The Apathetical man is a memoir that tells the journey of a man who found God and overcame alcoholism and addiction.

Redemption is a gift only if we choose to accept it. In these times of uncertainty, anger, prejudice, selfishness, and pain, God always offers us His unconditional love. We can always go back to Him and choose to live life in peace and kindness. There are many of us out there living in sin and darkness, and they need to know that it is never too late to change. Today, Our featured book is written by someone who has seen dark and terrible things. Author Gregory Martin Mcleod never thought he’d overcome alcoholism and drug abuse. He been broken many times, became alienated from family and friends, and went to rehab multiple times. And then he found God. The Apathetical Man is a memoir that tells the inspiring journey of a man who found God in a very unlikely place.

The Apathetical Man by Gregory Martin McLeod

Originally published in 2010, The Apathetical Man is a memoir by Gregory Martin McLeod. In this book, McLeod details his encounter with alcohol, and eventually with drugs and how his life was dominated by addition. He also shares the events that lead him to find God. This encounter would eventually be the key to McLeod’s spiritual and physical healing.

America Tonight with Kate Delaney Radio Interview featuring Gregory Martin McLeod.

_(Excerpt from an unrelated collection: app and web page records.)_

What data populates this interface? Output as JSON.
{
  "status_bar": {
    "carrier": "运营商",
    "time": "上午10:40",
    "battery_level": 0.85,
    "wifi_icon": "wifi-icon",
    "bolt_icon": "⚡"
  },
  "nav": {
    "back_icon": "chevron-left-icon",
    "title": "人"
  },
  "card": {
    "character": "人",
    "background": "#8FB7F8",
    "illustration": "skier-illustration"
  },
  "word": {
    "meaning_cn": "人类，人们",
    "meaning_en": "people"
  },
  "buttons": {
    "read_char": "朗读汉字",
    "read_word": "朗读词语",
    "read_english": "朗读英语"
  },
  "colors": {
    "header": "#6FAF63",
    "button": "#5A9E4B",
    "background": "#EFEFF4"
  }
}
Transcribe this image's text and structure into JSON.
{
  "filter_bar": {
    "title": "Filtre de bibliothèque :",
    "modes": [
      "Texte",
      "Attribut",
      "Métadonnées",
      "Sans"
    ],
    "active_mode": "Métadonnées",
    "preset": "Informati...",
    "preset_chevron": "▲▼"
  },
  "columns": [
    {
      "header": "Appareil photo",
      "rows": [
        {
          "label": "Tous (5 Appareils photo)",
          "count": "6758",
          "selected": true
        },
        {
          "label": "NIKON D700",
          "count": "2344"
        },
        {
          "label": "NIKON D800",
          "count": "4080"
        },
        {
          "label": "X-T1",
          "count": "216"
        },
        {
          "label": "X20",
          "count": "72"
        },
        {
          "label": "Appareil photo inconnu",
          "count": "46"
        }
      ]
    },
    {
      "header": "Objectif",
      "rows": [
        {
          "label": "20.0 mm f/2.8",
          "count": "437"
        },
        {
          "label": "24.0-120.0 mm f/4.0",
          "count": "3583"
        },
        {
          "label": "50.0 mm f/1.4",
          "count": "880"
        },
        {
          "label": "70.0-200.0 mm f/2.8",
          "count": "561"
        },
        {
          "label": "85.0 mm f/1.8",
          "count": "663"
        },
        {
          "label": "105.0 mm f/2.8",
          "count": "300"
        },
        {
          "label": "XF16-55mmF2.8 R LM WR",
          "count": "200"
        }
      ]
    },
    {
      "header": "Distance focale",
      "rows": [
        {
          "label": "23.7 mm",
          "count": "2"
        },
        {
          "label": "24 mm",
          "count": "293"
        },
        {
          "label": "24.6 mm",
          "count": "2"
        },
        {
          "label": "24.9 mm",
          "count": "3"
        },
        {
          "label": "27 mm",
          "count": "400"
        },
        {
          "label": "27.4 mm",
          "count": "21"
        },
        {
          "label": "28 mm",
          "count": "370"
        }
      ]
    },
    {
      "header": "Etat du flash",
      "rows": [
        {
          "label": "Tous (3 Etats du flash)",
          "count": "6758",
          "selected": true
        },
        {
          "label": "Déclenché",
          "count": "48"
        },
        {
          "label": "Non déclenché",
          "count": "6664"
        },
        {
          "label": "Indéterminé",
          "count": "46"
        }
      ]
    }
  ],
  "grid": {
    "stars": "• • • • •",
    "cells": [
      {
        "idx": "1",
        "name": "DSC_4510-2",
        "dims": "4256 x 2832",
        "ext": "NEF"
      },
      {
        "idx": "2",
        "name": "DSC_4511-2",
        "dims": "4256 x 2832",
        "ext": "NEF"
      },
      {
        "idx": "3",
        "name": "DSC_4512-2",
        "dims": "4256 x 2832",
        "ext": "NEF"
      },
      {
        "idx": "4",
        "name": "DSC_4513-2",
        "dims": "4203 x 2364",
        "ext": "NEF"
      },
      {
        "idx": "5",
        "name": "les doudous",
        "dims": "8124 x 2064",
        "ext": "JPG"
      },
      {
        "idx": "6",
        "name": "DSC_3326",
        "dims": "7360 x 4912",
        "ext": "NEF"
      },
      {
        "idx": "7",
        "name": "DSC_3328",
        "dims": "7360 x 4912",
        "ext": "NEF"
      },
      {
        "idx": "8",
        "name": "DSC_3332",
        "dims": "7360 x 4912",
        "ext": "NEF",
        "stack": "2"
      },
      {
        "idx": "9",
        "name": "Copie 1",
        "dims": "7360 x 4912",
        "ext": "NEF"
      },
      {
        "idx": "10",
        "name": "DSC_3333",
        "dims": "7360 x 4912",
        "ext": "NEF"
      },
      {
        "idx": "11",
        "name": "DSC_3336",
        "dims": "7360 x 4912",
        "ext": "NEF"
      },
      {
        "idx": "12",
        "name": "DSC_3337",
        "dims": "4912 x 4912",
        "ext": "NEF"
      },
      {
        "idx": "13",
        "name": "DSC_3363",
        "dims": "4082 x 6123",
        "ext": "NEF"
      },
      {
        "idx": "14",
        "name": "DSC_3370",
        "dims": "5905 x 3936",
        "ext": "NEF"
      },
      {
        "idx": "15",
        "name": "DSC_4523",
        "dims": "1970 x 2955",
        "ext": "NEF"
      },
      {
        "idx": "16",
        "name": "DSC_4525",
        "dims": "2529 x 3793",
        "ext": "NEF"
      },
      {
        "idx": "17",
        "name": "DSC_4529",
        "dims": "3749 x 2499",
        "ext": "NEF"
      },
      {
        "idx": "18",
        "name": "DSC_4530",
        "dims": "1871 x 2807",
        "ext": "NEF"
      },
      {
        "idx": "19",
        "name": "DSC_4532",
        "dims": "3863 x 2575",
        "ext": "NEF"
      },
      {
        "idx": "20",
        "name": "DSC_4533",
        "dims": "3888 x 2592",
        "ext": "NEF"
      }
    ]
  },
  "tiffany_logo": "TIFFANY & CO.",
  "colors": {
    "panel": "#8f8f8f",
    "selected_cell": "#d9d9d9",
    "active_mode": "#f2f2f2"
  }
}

In this 712-page book, Gregory shares to readers how at age 12 he began smoking cigarettes. A year later he began drinking beer, smoking weed, and became a member of a gang. Gregory eventually became a full-blown alcoholic and began taking chemical drugs such as Valium, LSD, Quaaludes, cocaine, and other stuff. He also went on to try morphine. When he was 16 years old, he was confined to a hospital for a year. This would be the first among the many times that Gregory got admitted to an institution because of drug abuse. Soon after, he was ordered by the court to be admitted to an alcohol and rehab facility with two years probation. This cycle would continue very well into his adult years until finally, Gregory admitted to being sick and agreed to see a doctor. 

However, his job as an electrician was too risky that Gregory decided to quit on his medications. This resulted in relapse and he found himself back in the rehab. His life-changing moment came after his 10th stint in rehab. There, Gregory met a doctor and a pastor. The doctor asked him two questions: “What do you want us to do for you here?” and “what do you want to get out of your stay here?” McLeod knew that for his treatment to be successful, he needed something more powerful than physical healing or therapy. By this time, he was fully aware that his battle with alcohol and drugs was more spiritual than physical, and that he needed God to help him.

Gregory started acknowledging God’s presence and the importance of small group meetings headed by the pastor in their rehab center. He also worked hard on his rehab program and rigorously followed the 12 steps of AA (Alcoholics Anonymous). Today, Gregory McLeod has been clean and sober for more than 12 years. He also imparts his inspiring journey to others who are suffering or on their way to rehabilitation through group discussions and blogs.

The Apathetical Man contains 12 chapters filled with inspiration, faith, gratitude, and God’s wisdom. It is a truly inspiring read during these dark and troubled times.

For more information about Gregory McLeod’s The Apathetical Man, you can visit his author website or grab a copy of his book today.

 About the Author

Gregory Martin McLeod was born on December 25, 1964. He was a shy young boy who did not receive good discipline when he was growing up until he was about 10 when he started getting into trouble more often. Eventually, Gregory became involved with alcohol and drugs early in his teens. Because he was shy with people his age, he often hung out with people older than him. At age 14, Gregory became a full-blown alcoholic and a drug user. The people he spent time with are also into these things and may have influenced the young Gregory to experience these liberties at a very young age. Gregory was later diagnosed with bipolar disease and according to him, was sent to a psychiatric hospital when he was just 16 years old. Gregory recalls how his life was dominated by sin (sex, drugs, and alcohol). But with the help and grace of God and those who love him, Gregory is now a clean and a changed man (he’s been sober for more than a decade now). His book The Apathetical man is a chronicle of his journey and a testament to God’s grace.